**The problem**
Where a line holds the word "Exibir", copy it from the records.

**Data listing**

___

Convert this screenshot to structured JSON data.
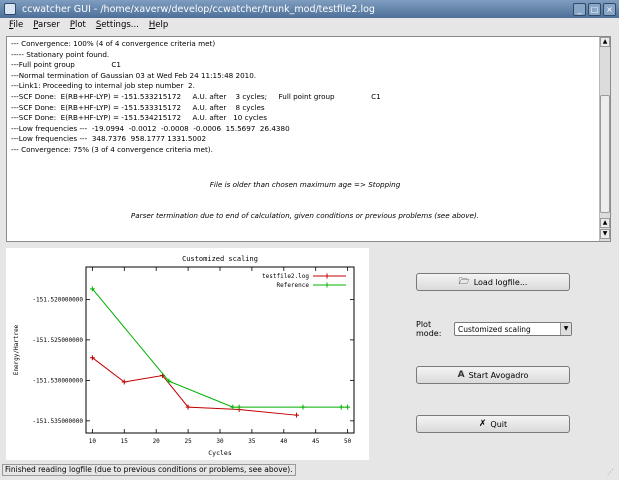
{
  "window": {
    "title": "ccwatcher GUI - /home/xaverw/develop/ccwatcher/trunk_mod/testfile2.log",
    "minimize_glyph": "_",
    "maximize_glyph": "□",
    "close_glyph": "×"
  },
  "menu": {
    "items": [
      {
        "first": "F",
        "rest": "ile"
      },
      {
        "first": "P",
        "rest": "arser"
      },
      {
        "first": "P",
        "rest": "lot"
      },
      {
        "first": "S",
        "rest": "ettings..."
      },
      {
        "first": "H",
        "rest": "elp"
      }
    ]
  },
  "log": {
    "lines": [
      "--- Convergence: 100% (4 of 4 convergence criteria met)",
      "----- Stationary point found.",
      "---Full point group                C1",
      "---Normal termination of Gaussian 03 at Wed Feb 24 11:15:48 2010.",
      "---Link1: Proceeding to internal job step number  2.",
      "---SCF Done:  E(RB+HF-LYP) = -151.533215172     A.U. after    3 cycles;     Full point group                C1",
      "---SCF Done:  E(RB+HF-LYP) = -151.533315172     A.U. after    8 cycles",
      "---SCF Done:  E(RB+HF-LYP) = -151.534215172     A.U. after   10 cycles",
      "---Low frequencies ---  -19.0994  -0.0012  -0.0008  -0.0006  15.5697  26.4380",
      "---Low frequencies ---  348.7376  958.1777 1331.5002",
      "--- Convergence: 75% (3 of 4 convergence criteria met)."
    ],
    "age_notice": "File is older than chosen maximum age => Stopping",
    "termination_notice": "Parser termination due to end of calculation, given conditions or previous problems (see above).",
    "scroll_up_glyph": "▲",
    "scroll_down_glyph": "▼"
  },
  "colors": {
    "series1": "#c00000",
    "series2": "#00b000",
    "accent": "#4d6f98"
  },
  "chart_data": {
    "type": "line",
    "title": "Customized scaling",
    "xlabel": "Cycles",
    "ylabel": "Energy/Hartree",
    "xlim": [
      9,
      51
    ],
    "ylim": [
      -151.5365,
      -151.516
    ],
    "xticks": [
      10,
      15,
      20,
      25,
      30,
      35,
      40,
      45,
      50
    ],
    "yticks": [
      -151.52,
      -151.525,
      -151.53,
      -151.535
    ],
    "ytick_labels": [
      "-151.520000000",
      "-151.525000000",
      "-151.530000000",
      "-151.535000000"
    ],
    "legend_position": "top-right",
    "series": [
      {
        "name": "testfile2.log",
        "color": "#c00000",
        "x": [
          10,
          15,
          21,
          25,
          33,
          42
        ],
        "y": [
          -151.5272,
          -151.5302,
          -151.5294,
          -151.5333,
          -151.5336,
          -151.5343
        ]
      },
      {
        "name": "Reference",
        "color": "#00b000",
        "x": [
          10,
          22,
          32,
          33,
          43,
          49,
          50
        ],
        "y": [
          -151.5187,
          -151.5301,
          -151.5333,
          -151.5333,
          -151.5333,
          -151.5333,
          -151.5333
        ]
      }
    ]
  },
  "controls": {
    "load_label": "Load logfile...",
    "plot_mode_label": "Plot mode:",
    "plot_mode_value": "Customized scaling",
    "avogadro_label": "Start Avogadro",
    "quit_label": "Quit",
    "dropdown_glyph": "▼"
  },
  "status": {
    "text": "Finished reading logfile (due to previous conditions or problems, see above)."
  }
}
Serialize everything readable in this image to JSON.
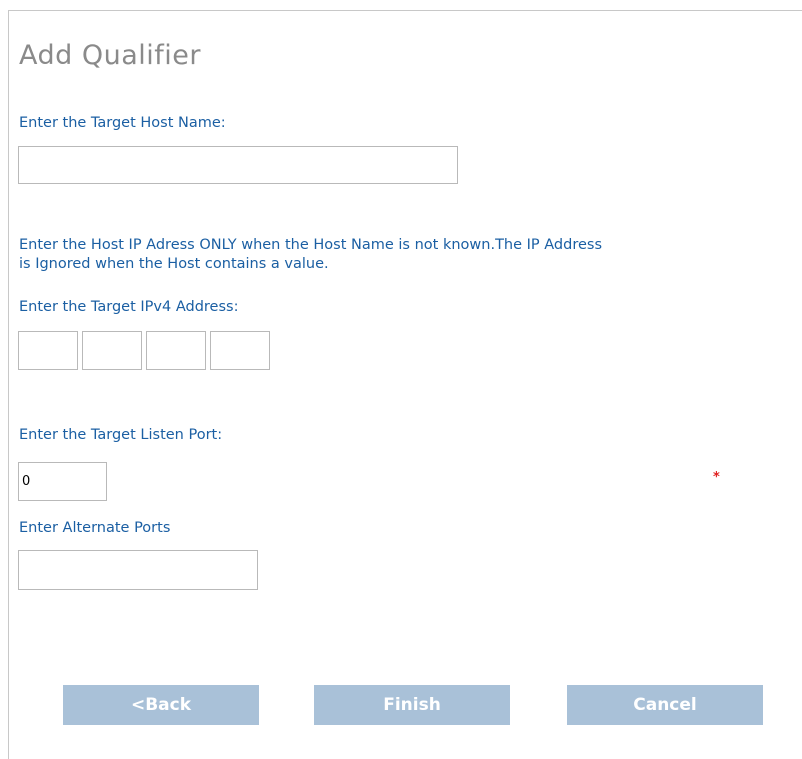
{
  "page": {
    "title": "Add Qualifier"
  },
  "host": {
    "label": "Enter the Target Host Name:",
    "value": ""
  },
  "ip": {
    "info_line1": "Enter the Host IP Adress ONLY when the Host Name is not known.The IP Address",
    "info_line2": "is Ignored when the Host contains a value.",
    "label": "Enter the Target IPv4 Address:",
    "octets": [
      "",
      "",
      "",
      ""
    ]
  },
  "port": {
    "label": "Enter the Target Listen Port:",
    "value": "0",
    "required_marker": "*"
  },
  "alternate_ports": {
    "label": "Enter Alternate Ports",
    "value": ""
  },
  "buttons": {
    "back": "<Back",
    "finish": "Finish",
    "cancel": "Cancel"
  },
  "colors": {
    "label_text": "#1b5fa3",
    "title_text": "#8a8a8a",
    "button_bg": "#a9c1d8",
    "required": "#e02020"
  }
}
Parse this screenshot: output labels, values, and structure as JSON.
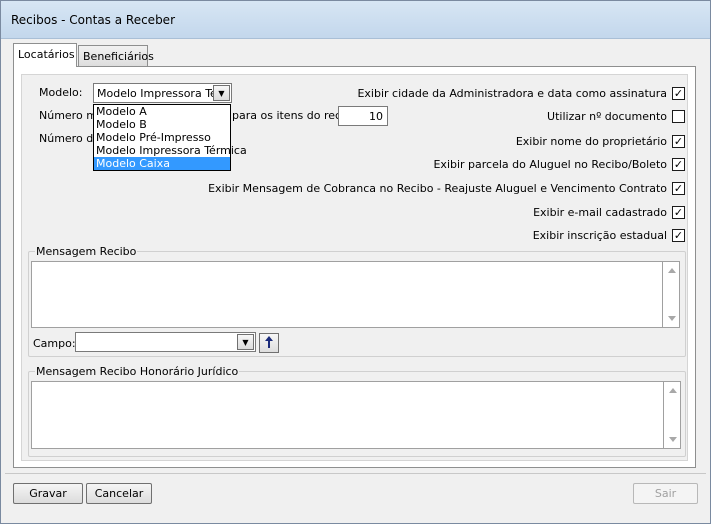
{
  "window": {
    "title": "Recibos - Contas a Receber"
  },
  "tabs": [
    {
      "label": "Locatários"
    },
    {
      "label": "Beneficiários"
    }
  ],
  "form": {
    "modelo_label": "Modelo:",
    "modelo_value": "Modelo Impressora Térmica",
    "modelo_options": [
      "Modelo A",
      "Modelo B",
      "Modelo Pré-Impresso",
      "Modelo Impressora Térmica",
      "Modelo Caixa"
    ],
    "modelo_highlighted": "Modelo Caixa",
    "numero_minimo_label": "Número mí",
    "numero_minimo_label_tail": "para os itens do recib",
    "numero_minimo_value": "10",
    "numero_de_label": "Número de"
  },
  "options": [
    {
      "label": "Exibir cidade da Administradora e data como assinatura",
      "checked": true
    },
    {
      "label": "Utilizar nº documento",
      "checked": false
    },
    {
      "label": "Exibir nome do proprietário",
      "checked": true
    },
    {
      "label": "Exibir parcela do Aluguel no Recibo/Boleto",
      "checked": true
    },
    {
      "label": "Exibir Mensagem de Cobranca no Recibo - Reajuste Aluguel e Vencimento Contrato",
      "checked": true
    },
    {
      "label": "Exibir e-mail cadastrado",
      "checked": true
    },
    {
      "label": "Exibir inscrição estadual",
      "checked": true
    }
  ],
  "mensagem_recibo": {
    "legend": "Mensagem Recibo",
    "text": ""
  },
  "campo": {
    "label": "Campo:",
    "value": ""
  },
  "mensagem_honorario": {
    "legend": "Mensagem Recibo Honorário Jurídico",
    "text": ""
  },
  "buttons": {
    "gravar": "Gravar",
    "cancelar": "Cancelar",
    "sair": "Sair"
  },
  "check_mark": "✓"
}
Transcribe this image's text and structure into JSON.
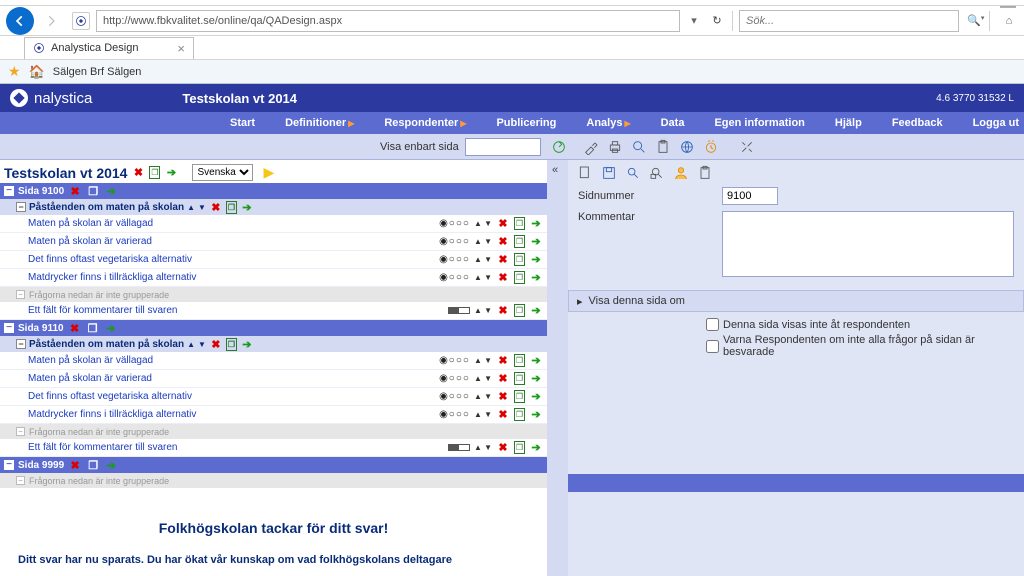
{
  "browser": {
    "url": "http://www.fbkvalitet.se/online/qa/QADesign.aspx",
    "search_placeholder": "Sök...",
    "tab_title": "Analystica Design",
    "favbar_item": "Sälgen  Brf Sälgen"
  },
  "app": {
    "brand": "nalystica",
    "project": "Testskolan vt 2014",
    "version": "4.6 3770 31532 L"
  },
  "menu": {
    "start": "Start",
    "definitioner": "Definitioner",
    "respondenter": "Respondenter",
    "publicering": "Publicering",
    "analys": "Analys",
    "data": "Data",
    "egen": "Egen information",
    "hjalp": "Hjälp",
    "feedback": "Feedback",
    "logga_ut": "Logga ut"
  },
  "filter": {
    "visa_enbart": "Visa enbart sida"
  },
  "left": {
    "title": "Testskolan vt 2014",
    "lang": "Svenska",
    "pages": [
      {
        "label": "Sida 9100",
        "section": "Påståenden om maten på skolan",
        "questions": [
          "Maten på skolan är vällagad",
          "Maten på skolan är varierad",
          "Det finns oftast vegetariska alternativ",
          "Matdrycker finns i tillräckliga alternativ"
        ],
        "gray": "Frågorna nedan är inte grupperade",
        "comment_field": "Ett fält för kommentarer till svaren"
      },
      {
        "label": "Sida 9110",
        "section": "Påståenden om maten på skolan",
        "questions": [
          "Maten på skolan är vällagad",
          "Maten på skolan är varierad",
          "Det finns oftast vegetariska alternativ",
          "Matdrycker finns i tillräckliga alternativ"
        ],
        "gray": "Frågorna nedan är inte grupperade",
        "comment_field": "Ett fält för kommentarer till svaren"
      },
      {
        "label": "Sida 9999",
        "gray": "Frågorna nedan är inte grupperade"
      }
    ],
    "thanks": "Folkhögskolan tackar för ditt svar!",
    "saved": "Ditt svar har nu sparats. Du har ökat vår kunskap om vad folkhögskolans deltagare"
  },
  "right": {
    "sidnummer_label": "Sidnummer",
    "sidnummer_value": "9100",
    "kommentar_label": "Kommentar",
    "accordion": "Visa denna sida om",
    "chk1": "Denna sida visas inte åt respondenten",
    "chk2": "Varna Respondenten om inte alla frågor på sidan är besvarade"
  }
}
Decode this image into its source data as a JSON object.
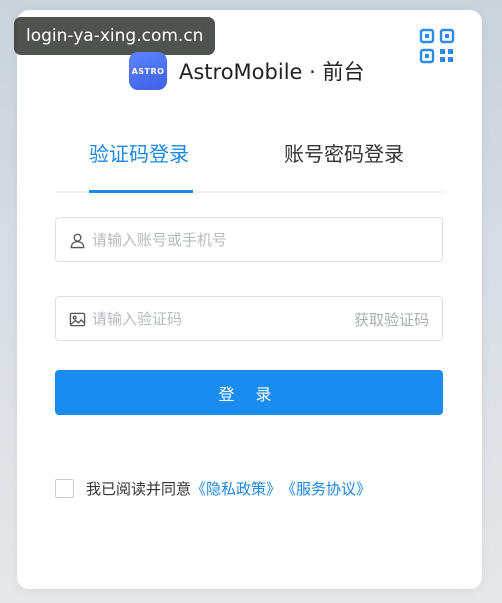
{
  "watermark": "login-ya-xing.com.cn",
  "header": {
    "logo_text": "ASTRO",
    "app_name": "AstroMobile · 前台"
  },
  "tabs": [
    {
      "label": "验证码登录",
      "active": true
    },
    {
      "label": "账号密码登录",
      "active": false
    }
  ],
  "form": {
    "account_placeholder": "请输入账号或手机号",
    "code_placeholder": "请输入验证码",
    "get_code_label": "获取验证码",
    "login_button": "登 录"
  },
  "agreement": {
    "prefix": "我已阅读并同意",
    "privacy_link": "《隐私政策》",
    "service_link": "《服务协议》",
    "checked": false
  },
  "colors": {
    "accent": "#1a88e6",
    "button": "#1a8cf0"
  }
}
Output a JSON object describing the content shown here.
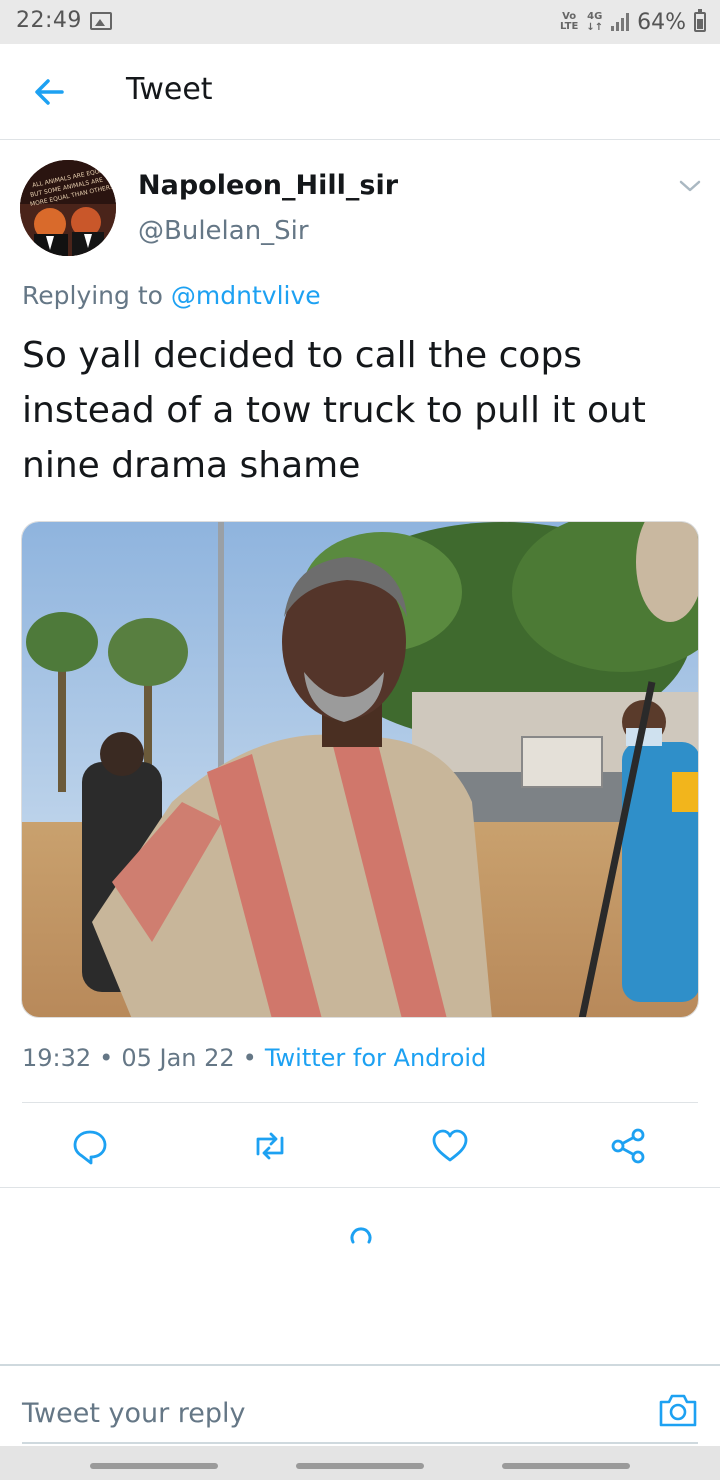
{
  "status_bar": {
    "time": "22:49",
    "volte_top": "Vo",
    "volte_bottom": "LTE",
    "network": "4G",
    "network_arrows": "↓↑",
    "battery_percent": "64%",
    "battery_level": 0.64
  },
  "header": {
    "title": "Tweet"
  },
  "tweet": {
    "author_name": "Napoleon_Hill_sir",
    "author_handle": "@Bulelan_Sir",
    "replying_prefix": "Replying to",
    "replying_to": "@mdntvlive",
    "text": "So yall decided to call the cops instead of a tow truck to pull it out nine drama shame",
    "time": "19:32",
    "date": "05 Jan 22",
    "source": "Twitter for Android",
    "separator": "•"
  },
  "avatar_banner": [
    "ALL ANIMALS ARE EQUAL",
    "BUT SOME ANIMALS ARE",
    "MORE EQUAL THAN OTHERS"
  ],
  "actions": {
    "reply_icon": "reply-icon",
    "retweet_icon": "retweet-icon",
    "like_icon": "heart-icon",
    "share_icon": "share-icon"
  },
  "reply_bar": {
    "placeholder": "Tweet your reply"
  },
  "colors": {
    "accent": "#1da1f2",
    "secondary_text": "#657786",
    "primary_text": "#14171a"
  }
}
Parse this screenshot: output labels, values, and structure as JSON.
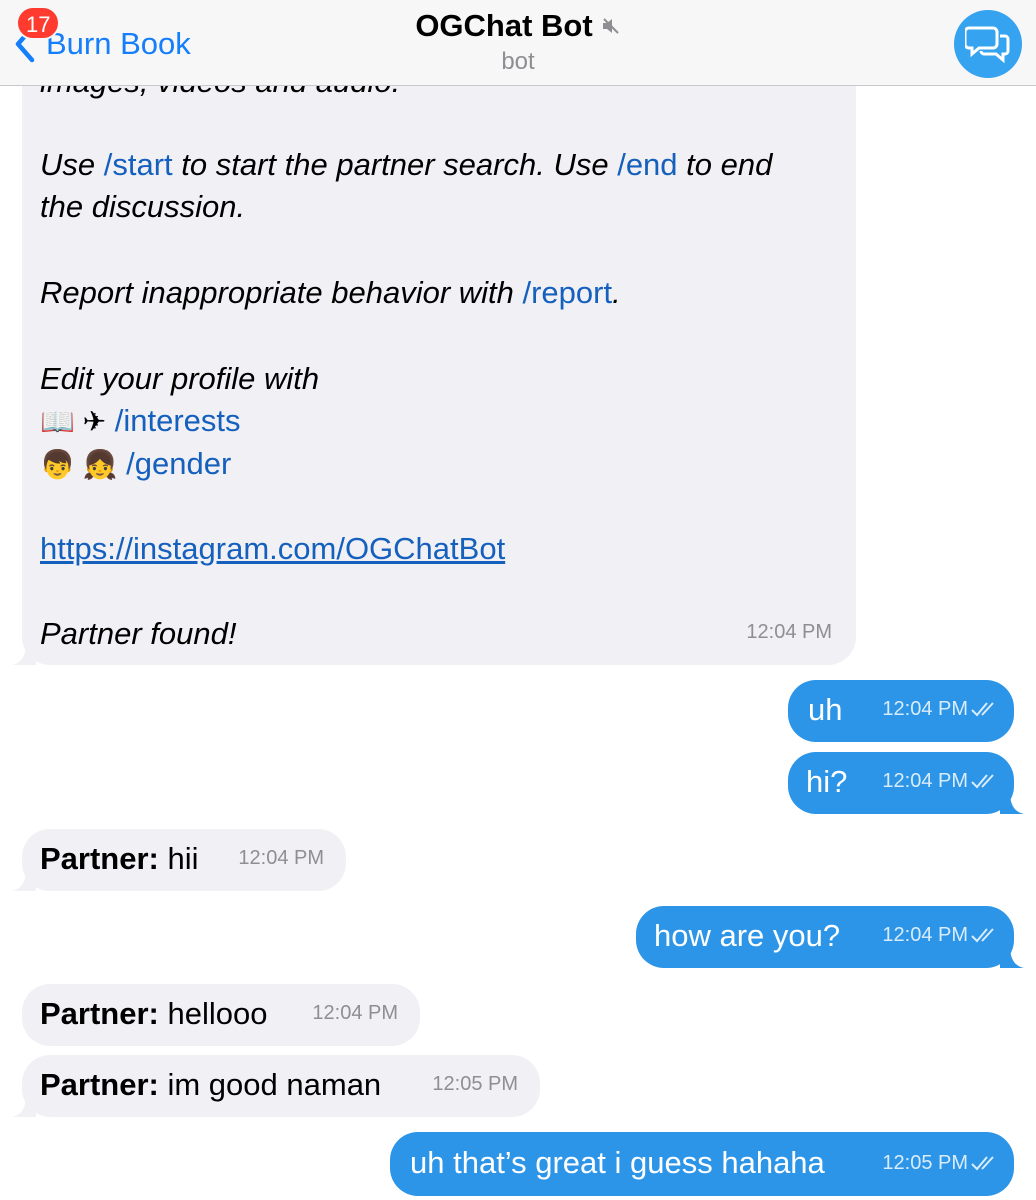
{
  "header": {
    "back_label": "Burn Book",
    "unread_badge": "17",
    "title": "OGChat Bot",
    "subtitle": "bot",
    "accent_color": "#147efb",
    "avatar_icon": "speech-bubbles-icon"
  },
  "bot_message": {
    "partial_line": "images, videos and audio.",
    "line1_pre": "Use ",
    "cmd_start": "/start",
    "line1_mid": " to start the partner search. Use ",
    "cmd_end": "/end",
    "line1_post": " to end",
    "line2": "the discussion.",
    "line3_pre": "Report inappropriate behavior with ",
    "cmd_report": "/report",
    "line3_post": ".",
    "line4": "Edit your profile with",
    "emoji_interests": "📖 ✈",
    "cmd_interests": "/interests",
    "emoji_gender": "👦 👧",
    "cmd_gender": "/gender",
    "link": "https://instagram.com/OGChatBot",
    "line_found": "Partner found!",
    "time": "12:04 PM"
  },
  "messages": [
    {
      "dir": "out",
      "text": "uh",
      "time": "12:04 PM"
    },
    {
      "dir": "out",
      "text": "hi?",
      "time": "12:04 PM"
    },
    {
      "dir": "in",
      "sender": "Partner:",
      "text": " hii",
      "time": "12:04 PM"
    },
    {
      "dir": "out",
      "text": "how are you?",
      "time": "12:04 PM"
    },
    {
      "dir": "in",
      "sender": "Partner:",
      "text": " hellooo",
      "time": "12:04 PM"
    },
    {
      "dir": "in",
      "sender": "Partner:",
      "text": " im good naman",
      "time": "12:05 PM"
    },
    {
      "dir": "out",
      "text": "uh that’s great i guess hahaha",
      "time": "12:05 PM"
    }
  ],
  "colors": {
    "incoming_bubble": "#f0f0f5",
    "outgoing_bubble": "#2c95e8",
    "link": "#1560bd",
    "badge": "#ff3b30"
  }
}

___

**Your response**
      "label": "Exibir cidade da Administradora e data como assinatura",
      "label": "Exibir nome do proprietário",
      "label": "Exibir parcela do Aluguel no Recibo/Boleto",
      "label": "Exibir Mensagem de Cobranca no Recibo - Reajuste Aluguel e Vencimento Contrato",
      "label": "Exibir e-mail cadastrado",
      "label": "Exibir inscrição estadual",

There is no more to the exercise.